Community is more than a group of people living in the same place, or sharing particular characteristics. A community is something that you can feel. At ADM, we have that team spirit, a fellowship. We work together every day, sure, but our connections are much deeper than that. Our connections span geographies, helping to put food on the table, feed animals, fuel vehicles and support industry in countries all over the world. But community extends well past the walls of our facilities. We’re all part of something larger than our work and ourselves.
At ADM, we try to help sustain and strengthen communities where our colleagues work, live and operate. We direct funding, share industry knowledge and volunteer. In particular, our areas of focus are on advancing sustainable agriculture, increasing food security and investing in education. We partner with organizations that are making meaningful social, economic and environmental progress worldwide.But we also try to have fun, and make Decatur and ADM a great place to work. Recently, I volunteered to take a pie in the face if our teams met their fundraising goals for Northeast Community Fund’s Thanksgiving Basket program. Sure enough, they shattered their goal. I guess having a chance to pie your boss in the face is a great motivational tool!
If you’re interested, get involved. If you’re part of an organization, whether that’s through your job, a club, a religious institution, is there an effort you can help support? Find something you care about and consider volunteering or directing funds where you can make a difference.
Executive Director, Midwest Inland Port & Community Marketing Manager, Limitless Decatur & Macon County
My father was my first mentor. His work ethic, community involvement, and commitment to family and tradition set the tone for my future. I’ve also been fortunate to have great influencers throughout my career. Observing how they interact with others, how they face issues and find solutions has greatly contributed to my life.
I carried out a project once that produced an outcome I didn’t intend for it to have. What I learned, thanks to one of my mentors, was that I made the best decision at the time with the information I had, and that you can’t always predict outside forces that impact the end result. Take the next steps and move on. We let negative people live rent-free in our heads by dwelling on the situation.
To me, community is a mindset. We can be part of many communities within the larger physical boundaries that we live in. Perhaps it’s a faith community, a neighborhood, a philanthropic organization, a hobby club, or a small group of friends sharing a common bond. Communities, like the individuals that make them, come in all sizes, interests, and perspectives. Whatever your community is, invest in it. Your investment will make the physical community in which you reside more dynamic.

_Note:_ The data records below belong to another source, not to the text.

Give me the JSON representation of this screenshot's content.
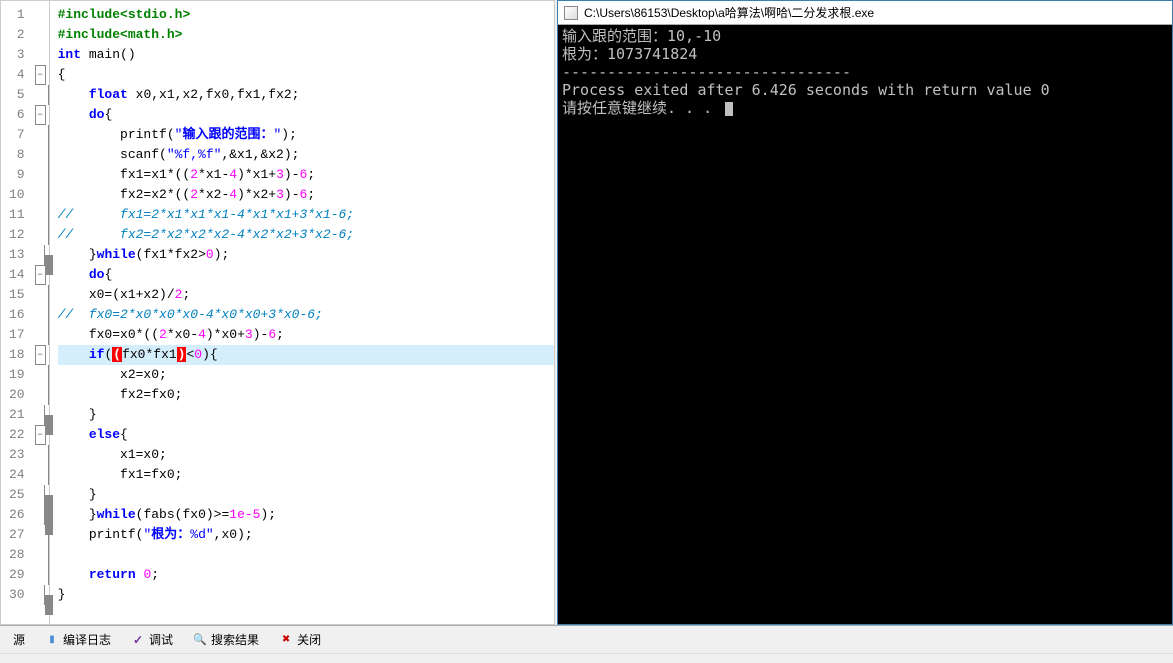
{
  "editor": {
    "lines": [
      {
        "n": 1,
        "fold": "",
        "segs": [
          {
            "c": "pp",
            "t": "#include"
          },
          {
            "c": "pp",
            "t": "<stdio.h>"
          }
        ]
      },
      {
        "n": 2,
        "fold": "",
        "segs": [
          {
            "c": "pp",
            "t": "#include"
          },
          {
            "c": "pp",
            "t": "<math.h>"
          }
        ]
      },
      {
        "n": 3,
        "fold": "",
        "segs": [
          {
            "c": "kw",
            "t": "int"
          },
          {
            "c": "",
            "t": " "
          },
          {
            "c": "fn",
            "t": "main"
          },
          {
            "c": "paren",
            "t": "()"
          }
        ]
      },
      {
        "n": 4,
        "fold": "box",
        "segs": [
          {
            "c": "op",
            "t": "{"
          }
        ]
      },
      {
        "n": 5,
        "fold": "line",
        "segs": [
          {
            "c": "",
            "t": "    "
          },
          {
            "c": "kw",
            "t": "float"
          },
          {
            "c": "",
            "t": " x0,x1,x2,fx0,fx1,fx2;"
          }
        ]
      },
      {
        "n": 6,
        "fold": "box",
        "segs": [
          {
            "c": "",
            "t": "    "
          },
          {
            "c": "kw",
            "t": "do"
          },
          {
            "c": "op",
            "t": "{"
          }
        ]
      },
      {
        "n": 7,
        "fold": "line",
        "segs": [
          {
            "c": "",
            "t": "        printf("
          },
          {
            "c": "str",
            "t": "\""
          },
          {
            "c": "str-cn",
            "t": "输入跟的范围："
          },
          {
            "c": "str",
            "t": "\""
          },
          {
            "c": "",
            "t": ");"
          }
        ]
      },
      {
        "n": 8,
        "fold": "line",
        "segs": [
          {
            "c": "",
            "t": "        scanf("
          },
          {
            "c": "str",
            "t": "\"%f,%f\""
          },
          {
            "c": "",
            "t": ",&x1,&x2);"
          }
        ]
      },
      {
        "n": 9,
        "fold": "line",
        "segs": [
          {
            "c": "",
            "t": "        fx1=x1*(("
          },
          {
            "c": "num",
            "t": "2"
          },
          {
            "c": "",
            "t": "*x1-"
          },
          {
            "c": "num",
            "t": "4"
          },
          {
            "c": "",
            "t": ")*x1+"
          },
          {
            "c": "num",
            "t": "3"
          },
          {
            "c": "",
            "t": ")-"
          },
          {
            "c": "num",
            "t": "6"
          },
          {
            "c": "",
            "t": ";"
          }
        ]
      },
      {
        "n": 10,
        "fold": "line",
        "segs": [
          {
            "c": "",
            "t": "        fx2=x2*(("
          },
          {
            "c": "num",
            "t": "2"
          },
          {
            "c": "",
            "t": "*x2-"
          },
          {
            "c": "num",
            "t": "4"
          },
          {
            "c": "",
            "t": ")*x2+"
          },
          {
            "c": "num",
            "t": "3"
          },
          {
            "c": "",
            "t": ")-"
          },
          {
            "c": "num",
            "t": "6"
          },
          {
            "c": "",
            "t": ";"
          }
        ]
      },
      {
        "n": 11,
        "fold": "line",
        "segs": [
          {
            "c": "cmt",
            "t": "//      fx1=2*x1*x1*x1-4*x1*x1+3*x1-6;"
          }
        ]
      },
      {
        "n": 12,
        "fold": "line",
        "segs": [
          {
            "c": "cmt",
            "t": "//      fx2=2*x2*x2*x2-4*x2*x2+3*x2-6;"
          }
        ]
      },
      {
        "n": 13,
        "fold": "end",
        "segs": [
          {
            "c": "",
            "t": "    "
          },
          {
            "c": "op",
            "t": "}"
          },
          {
            "c": "kw",
            "t": "while"
          },
          {
            "c": "",
            "t": "(fx1*fx2>"
          },
          {
            "c": "num",
            "t": "0"
          },
          {
            "c": "",
            "t": ");"
          }
        ]
      },
      {
        "n": 14,
        "fold": "box",
        "segs": [
          {
            "c": "",
            "t": "    "
          },
          {
            "c": "kw",
            "t": "do"
          },
          {
            "c": "op",
            "t": "{"
          }
        ]
      },
      {
        "n": 15,
        "fold": "line",
        "segs": [
          {
            "c": "",
            "t": "    x0=(x1+x2)/"
          },
          {
            "c": "num",
            "t": "2"
          },
          {
            "c": "",
            "t": ";"
          }
        ]
      },
      {
        "n": 16,
        "fold": "line",
        "segs": [
          {
            "c": "cmt",
            "t": "//  fx0=2*x0*x0*x0-4*x0*x0+3*x0-6;"
          }
        ]
      },
      {
        "n": 17,
        "fold": "line",
        "segs": [
          {
            "c": "",
            "t": "    fx0=x0*(("
          },
          {
            "c": "num",
            "t": "2"
          },
          {
            "c": "",
            "t": "*x0-"
          },
          {
            "c": "num",
            "t": "4"
          },
          {
            "c": "",
            "t": ")*x0+"
          },
          {
            "c": "num",
            "t": "3"
          },
          {
            "c": "",
            "t": ")-"
          },
          {
            "c": "num",
            "t": "6"
          },
          {
            "c": "",
            "t": ";"
          }
        ]
      },
      {
        "n": 18,
        "fold": "box",
        "hl": true,
        "segs": [
          {
            "c": "",
            "t": "    "
          },
          {
            "c": "kw",
            "t": "if"
          },
          {
            "c": "",
            "t": "("
          },
          {
            "c": "hl-paren",
            "t": "("
          },
          {
            "c": "",
            "t": "fx0*fx1"
          },
          {
            "c": "hl-paren",
            "t": ")"
          },
          {
            "c": "",
            "t": "<"
          },
          {
            "c": "num",
            "t": "0"
          },
          {
            "c": "",
            "t": ")"
          },
          {
            "c": "op",
            "t": "{"
          }
        ]
      },
      {
        "n": 19,
        "fold": "line",
        "segs": [
          {
            "c": "",
            "t": "        x2=x0;"
          }
        ]
      },
      {
        "n": 20,
        "fold": "line",
        "segs": [
          {
            "c": "",
            "t": "        fx2=fx0;"
          }
        ]
      },
      {
        "n": 21,
        "fold": "end",
        "segs": [
          {
            "c": "",
            "t": "    "
          },
          {
            "c": "op",
            "t": "}"
          }
        ]
      },
      {
        "n": 22,
        "fold": "box",
        "segs": [
          {
            "c": "",
            "t": "    "
          },
          {
            "c": "kw",
            "t": "else"
          },
          {
            "c": "op",
            "t": "{"
          }
        ]
      },
      {
        "n": 23,
        "fold": "line",
        "segs": [
          {
            "c": "",
            "t": "        x1=x0;"
          }
        ]
      },
      {
        "n": 24,
        "fold": "line",
        "segs": [
          {
            "c": "",
            "t": "        fx1=fx0;"
          }
        ]
      },
      {
        "n": 25,
        "fold": "end",
        "segs": [
          {
            "c": "",
            "t": "    "
          },
          {
            "c": "op",
            "t": "}"
          }
        ]
      },
      {
        "n": 26,
        "fold": "end",
        "segs": [
          {
            "c": "",
            "t": "    "
          },
          {
            "c": "op",
            "t": "}"
          },
          {
            "c": "kw",
            "t": "while"
          },
          {
            "c": "",
            "t": "(fabs(fx0)>="
          },
          {
            "c": "num",
            "t": "1e-5"
          },
          {
            "c": "",
            "t": ");"
          }
        ]
      },
      {
        "n": 27,
        "fold": "line",
        "segs": [
          {
            "c": "",
            "t": "    printf("
          },
          {
            "c": "str",
            "t": "\""
          },
          {
            "c": "str-cn",
            "t": "根为："
          },
          {
            "c": "str",
            "t": "%d\""
          },
          {
            "c": "",
            "t": ",x0);"
          }
        ]
      },
      {
        "n": 28,
        "fold": "line",
        "segs": [
          {
            "c": "",
            "t": ""
          }
        ]
      },
      {
        "n": 29,
        "fold": "line",
        "segs": [
          {
            "c": "",
            "t": "    "
          },
          {
            "c": "kw",
            "t": "return"
          },
          {
            "c": "",
            "t": " "
          },
          {
            "c": "num",
            "t": "0"
          },
          {
            "c": "",
            "t": ";"
          }
        ]
      },
      {
        "n": 30,
        "fold": "end",
        "segs": [
          {
            "c": "op",
            "t": "}"
          }
        ]
      }
    ]
  },
  "console": {
    "title": "C:\\Users\\86153\\Desktop\\a哈算法\\啊哈\\二分发求根.exe",
    "lines": [
      "输入跟的范围：10,-10",
      "根为：1073741824",
      "--------------------------------",
      "Process exited after 6.426 seconds with return value 0",
      "请按任意键继续. . . "
    ]
  },
  "tabs": {
    "resource": "源",
    "compile_log": "编译日志",
    "debug": "调试",
    "search_results": "搜索结果",
    "close": "关闭"
  }
}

When I moved to Decatur, I became involved to network with others. Volunteering on planning committees, working fundraisers, and serving on boards immediately expanded my network. Once connected with many different “communities,” my involvement turned from a goal of networking to a goal of making an impact. ‘A rising tide lifts all boats.’ I’m blessed that my position allows me to be part of the tide and be directly involved in projects that have a ripple effect on our region. As a mother, I know the work I do here will impact our son’s future. I want he and his friends to be unapologetically proud of the community they were raised in.
No act is too small, and it’s never insignificant. Giving of your time, talent, or treasure is valuable. Needs exist everywhere you look. It can be both overwhelming and intimidating to do more, but don’t pause. Go for it. Find something that fills you up. Doing more for something that makes you happy will create an undeniable joy that will be infectious and inspiring to others.